A Federal judge in Virginia recently dismissed criminal charges against 5 Marines who were charged in Federal court with driving under the influence of alcohol after the Marines had already been punished for the same offenses at NJP. Some of the defendants had consulted with a military criminal defense lawyer before electing to receive NJP while others waived their right to consult with counsel. In each case, the court held that the Marines’ did not receive sufficient information to make a voluntary, knowing and intelligent waiver of their right to refuse NJP. The court reasoned that the military JAG lawyers provided to those Marines that did elect to consult with counsel were prohibited under service regulations from forming an attorney-client relationship and that this prevented the Marines from making a fully-informed decision whether or not to accept NJP.

As noted before on this blog, a Federal criminal prosecution is not prohibited under the Double Jeopardy clause of the U.S. Constitution where the same charge was previously the subject of an NJP. Federal prosecution is, however, prohibited following a trial by court-martial since the court-martial is a criminal proceeding and the same sovereign (i.e. the Federal government) is the prosecuting agency. In dismissing the charges against the Marines, the court held that they did not receive sufficient information about the possible prosecution of the same charge in civilian court or of the possible consequences of such a prosecution.

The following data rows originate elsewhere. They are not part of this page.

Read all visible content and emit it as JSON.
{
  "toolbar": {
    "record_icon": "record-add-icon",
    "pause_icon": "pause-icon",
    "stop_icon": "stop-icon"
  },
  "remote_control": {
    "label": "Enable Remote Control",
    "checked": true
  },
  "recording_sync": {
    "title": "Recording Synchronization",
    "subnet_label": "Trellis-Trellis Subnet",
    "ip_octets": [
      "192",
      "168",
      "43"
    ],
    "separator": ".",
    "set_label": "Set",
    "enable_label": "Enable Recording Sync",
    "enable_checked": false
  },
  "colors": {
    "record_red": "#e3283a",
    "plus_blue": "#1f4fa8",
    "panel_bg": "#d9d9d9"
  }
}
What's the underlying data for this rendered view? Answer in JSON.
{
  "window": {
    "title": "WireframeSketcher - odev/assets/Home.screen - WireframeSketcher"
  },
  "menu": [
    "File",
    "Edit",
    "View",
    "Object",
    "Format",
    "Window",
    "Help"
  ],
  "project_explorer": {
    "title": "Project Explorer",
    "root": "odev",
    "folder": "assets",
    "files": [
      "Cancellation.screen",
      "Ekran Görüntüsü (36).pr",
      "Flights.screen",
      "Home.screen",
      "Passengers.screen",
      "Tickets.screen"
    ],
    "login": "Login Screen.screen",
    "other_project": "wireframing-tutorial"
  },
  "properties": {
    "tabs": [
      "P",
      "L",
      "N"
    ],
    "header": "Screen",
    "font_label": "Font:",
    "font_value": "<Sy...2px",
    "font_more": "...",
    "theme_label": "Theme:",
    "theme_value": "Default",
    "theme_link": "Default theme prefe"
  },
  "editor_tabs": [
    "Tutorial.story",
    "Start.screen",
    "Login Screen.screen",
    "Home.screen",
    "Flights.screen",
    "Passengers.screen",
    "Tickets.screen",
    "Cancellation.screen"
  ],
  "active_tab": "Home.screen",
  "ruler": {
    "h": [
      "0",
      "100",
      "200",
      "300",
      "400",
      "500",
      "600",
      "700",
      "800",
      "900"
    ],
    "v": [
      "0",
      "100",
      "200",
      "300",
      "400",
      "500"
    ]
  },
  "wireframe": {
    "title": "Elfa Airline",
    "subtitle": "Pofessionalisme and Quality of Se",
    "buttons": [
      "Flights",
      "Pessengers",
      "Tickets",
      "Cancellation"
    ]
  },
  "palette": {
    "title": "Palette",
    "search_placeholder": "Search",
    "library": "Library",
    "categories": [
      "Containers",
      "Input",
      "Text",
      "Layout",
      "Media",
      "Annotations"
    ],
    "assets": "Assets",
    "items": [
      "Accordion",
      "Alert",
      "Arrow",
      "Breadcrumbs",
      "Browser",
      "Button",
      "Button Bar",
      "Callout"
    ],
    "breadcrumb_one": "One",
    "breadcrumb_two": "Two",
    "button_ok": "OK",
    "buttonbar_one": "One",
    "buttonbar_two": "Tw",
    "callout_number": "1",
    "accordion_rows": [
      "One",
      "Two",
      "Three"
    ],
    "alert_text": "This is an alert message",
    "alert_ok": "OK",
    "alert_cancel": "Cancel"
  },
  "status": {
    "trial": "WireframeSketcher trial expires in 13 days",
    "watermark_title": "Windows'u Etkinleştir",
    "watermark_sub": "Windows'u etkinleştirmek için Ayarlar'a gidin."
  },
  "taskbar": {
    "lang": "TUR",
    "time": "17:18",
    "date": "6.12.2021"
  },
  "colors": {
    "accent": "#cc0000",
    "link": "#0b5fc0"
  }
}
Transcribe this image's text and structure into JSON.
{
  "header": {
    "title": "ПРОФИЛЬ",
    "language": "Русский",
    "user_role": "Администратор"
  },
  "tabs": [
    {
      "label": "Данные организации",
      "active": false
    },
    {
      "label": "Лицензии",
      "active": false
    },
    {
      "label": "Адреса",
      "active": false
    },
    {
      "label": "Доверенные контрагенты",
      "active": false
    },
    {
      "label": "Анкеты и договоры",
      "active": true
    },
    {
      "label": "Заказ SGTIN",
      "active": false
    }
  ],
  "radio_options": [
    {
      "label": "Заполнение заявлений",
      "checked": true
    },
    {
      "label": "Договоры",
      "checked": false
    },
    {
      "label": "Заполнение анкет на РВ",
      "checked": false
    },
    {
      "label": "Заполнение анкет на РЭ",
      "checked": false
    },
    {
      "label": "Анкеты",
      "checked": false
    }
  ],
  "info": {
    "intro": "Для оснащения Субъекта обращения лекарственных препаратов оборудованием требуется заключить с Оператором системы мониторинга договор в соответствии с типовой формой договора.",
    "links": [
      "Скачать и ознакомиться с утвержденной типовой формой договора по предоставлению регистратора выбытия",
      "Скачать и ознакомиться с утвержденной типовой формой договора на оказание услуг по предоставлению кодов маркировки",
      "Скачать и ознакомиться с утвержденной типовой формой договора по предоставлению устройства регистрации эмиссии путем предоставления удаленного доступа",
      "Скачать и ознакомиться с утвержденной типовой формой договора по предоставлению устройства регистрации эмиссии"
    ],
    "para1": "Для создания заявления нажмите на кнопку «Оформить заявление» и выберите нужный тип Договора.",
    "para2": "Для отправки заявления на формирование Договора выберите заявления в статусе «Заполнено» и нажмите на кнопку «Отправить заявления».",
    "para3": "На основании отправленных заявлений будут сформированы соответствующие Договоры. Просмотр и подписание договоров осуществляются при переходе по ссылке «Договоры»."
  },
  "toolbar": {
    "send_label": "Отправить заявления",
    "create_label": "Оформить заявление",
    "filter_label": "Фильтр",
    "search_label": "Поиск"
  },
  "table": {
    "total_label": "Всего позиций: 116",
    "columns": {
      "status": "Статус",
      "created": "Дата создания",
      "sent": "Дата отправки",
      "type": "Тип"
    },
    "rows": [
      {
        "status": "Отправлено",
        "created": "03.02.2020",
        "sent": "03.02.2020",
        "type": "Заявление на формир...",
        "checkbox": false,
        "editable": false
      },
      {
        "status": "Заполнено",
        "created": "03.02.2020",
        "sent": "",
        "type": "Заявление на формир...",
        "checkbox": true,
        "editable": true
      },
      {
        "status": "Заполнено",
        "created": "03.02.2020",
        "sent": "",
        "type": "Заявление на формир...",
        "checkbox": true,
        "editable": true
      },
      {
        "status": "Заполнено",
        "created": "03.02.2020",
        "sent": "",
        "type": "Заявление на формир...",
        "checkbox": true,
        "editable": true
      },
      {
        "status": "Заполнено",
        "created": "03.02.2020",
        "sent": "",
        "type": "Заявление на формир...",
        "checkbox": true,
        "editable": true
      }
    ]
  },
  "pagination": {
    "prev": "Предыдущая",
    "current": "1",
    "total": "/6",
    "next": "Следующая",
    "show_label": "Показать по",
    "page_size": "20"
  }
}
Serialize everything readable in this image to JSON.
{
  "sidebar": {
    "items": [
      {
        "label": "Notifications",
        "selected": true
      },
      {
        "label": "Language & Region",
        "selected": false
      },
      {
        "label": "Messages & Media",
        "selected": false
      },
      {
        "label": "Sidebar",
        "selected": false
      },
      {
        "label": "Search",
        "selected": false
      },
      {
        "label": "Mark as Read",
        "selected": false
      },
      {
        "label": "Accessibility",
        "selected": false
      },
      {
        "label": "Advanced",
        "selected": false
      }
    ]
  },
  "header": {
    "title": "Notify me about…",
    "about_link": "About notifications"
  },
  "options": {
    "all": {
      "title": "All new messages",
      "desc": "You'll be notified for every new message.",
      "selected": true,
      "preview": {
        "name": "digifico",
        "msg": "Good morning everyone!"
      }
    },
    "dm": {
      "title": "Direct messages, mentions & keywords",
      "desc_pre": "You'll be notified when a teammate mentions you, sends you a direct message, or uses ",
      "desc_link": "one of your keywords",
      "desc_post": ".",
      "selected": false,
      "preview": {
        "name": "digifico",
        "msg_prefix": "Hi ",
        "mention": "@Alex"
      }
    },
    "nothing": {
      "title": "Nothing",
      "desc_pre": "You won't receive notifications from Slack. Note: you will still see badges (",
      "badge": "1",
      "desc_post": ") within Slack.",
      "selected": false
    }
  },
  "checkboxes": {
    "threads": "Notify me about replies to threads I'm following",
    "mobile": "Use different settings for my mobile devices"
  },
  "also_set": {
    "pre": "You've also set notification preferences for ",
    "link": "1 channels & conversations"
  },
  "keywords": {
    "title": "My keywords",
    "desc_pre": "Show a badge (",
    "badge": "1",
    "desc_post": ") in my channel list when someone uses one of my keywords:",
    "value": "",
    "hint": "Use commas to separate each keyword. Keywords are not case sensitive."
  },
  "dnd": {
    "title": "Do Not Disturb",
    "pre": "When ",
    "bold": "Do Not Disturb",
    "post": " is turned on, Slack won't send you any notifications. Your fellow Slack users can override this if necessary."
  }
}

The court stated:

“An accused servicemember must be aware of all of the likely consequences — both military and civilian, as well as the interplay between them …”

The decision whether or not to accept NJP is an important one as it can have serious consequences both in the military and in a civilian court. If you have questions about an NJP case, you should consult with an experienced criminal defense lawyer familiar with both the military and civilian systems.